When assessing both internal and external candidates today, how often do they include women and minorities and how has this balance shifted in recent years?
Our client companies always require a diverse pool of candidates but they ask us to bring world-class talent in whatever form it comes. We always have a diverse slate of candidates. But you are right that broader, more diverse slates of candidates have been growing for at least the past five to 10 years. However, in my view there still aren’t enough diverse candidates.
Has diversity been more successful in certain industries like healthcare, which has always embraced women versus, or perhaps industrial which, has not been as welcoming, particularly at the C-level.
I have been pleased to see that more women have gone into manufacturing and engineering, for example, as opposed to 10 years ago. But you are right, it does vary by industry and some are lacking. Some industries are still struggling with this: they want female leadership from a particular or very narrow segment of the marketplace. But when women or people of color are not landing those key roles it’s harder for them to then rise in the ranks.

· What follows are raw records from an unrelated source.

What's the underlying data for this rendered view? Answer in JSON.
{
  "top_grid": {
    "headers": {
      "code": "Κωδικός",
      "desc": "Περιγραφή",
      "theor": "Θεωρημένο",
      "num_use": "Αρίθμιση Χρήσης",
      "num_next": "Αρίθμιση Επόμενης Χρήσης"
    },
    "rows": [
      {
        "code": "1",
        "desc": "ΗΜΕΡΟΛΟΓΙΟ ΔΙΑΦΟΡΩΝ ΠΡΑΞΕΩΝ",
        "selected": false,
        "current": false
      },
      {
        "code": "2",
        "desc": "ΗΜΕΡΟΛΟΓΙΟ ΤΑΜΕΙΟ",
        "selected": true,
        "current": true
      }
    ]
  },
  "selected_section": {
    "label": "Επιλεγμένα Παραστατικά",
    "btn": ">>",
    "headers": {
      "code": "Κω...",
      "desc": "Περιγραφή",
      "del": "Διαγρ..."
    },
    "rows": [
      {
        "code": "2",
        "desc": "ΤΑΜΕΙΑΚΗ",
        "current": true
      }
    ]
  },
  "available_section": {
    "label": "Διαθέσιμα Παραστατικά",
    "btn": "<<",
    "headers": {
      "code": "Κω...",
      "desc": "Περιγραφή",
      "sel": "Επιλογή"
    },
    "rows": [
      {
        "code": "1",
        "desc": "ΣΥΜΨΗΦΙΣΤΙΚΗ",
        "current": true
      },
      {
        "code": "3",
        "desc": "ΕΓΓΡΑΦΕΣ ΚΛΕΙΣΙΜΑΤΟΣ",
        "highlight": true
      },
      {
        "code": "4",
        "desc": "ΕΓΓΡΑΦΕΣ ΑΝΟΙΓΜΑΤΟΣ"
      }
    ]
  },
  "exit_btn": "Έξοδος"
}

And, if they aren’t rising, then they aren’t able to pull others up with them.
When do you think we are going to see a real shift to really more women running large corporations?
In my view it will occur when there is a more level playing field. For years we have gravitated towards leaders who look and act more like us. The same upbringing, background, same schools and similar kinds of experiences. But the field is shifting dramatically and now includes people who might not fit the traditional mold. Therefore if we remove some of the barriers and provide everyone an opportunity to perform, it will go a long way to eliminating the barriers that, to date, have kept women and other diverse professionals out of the CEO seat. That said, not everybody wants what comes with being a CEO: working a 24/7 job, being in the public eye, and the challenges of work/life balance. But we at least have to create an environment where all people have that choice. When that occurs we will see a more diverse group of professionals running large companies. But, for women, it’s been a challenge and it’s partly due to their approach. Men have no trouble saying, “I want to be CEO.” But women have traditionally been more tentative – which may be due, in part, to the fact that they have had to transition and balance their personal lives with their corporate lives. Women also look at the CEO role and ask, “Well, what impact would I have on the company and should I consider this over time?” Men are more assertive. There has also been a long history of supporting men at work and they tend to not have the multiple balance issues women face. But I do see this changing in the next few years – we will see more female CEOs running large companies.
How do you see the role of women in your own firm at Egon Zehnder? What dynamics have you seen change? I think that the women in your firm, yourself included, have made a major impact at Zehnder.
I appreciate that, thank you. When I joined the firm in 2001, there were no women partners in the U.S; no women running practice groups in the U.S; no women running practice groups globally. There were a few running offices but there were no women on the executive committee and no women on the board. If we fast forward to today, Egon Zehnder has women on the board; women on the executive committee; women running global practice groups and women running some of the largest regions of the firm. It hasn’t taken very long for the mix in the firm to be much more diverse.